Jaipur, being the capital of Rajasthan, is home to numerous restaurants that offer interesting dishes from all around this desert state. The Mirza Ismail Road, popularly referred to as MI Road, is popular for the many jewellery stores lining up the road, but the real jewels here are the traditional Rajasthani dishes served up at its restaurants. Niro’s, one of the oldest establishments in town, is frequented by foreign tourists for its delectable food and neat and tidy setting. The gatte ki sabzi served here is an absolute must-have. Natraj is immensely popular for its relatively inexpensive vegetarian Rajasthani thali. Handi serves tender mutton cooked in traditional handis (pots) and smoked with burning charcoal, along with wafer-thin roomali rotis. Next door is the equally pocket-friendly Surya Mahal. MI Road also has several small joints serving samosas, jalebis, creamy lassi and kachoris. If you want some excellent dal baati choorma at a reasonable rate, you can go to Thali House near Sindhi Camp.
Spice Court, which is located on Jacob Road, truly lives up to its name and serves some of the spiciest dishes in Rajasthani cuisine’s repertoire. Try the junglee maas or the keema baati here.

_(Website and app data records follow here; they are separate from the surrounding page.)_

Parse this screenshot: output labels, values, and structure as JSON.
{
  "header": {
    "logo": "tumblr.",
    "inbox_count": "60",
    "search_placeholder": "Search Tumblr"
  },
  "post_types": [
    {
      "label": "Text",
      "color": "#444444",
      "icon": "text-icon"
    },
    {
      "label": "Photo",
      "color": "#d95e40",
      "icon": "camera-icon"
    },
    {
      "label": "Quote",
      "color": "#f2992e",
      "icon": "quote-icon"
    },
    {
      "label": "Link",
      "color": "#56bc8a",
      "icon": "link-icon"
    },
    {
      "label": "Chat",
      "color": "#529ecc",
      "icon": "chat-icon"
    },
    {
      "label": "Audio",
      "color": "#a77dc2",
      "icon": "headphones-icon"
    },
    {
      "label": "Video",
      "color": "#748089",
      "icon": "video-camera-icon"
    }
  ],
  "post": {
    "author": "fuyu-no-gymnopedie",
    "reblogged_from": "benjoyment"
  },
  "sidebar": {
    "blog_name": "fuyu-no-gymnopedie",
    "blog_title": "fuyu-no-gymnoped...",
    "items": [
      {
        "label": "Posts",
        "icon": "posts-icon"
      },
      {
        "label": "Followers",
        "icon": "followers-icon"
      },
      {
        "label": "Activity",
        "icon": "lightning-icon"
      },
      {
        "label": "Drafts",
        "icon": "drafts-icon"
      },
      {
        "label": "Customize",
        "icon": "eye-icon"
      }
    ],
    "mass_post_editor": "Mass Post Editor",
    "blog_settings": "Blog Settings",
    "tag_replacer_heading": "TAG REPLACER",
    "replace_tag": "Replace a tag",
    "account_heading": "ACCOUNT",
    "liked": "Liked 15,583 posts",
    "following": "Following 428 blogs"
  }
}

Chokhi Dhani, about 22km outside Jaipur, serves a smashing thali. This place comes to life every evening with a village-fair-like atmosphere. Sri Thal Village Restaurant, in Vaishali Nagar, is Chokhi Dhani on a lesser scale. Its dal baati choorma thali is popular, as is the bajre ki khichdi.
The Laxmi Mishthan Bhandar in Johari Bazaar is as famous as the ancient bazaar it’s located in. Popularly known as LMB, it is famous for its snacks, sweets and vegetarian thalis. Try the kachoris and traditional Indian sweets like paneer ghevar.
The Rawat Mishthan Bhandar on Station Road dishes out about 10,000 kachoris on a daily basis! You must try their yummy onion and dal kachoris. Opposite Rawat is Kanji, another great place to try traditional snacks or sweets, especially laddoos. Finally, wash it all down with a lassi at the famous Lassiwala Pan Shop at Ajmer Gate.
Suvarna Mahal at Rambagh Palace serves one of the best thali spreads of its type. The appetisers include vegetable kebabs and barbequed lamb, and amongst the main courses is the restaurant’s signature dish, lal maas, and gatte among others. For dessert, you can have malpuas and rasmalai.
At 1135AD in Amber Fort, you’ll be served your lunch on pure silverware and matching cutlery, and you’ll eat it under a recast roof with gold inlay and leaf work. You could start the meal with stuffed roasted paneer and follow it with a thali of 10 items, including lal maas, served with flavoured rice and naan.
Read more in the Outlook Traveller Getaways India’s Culinary Heritage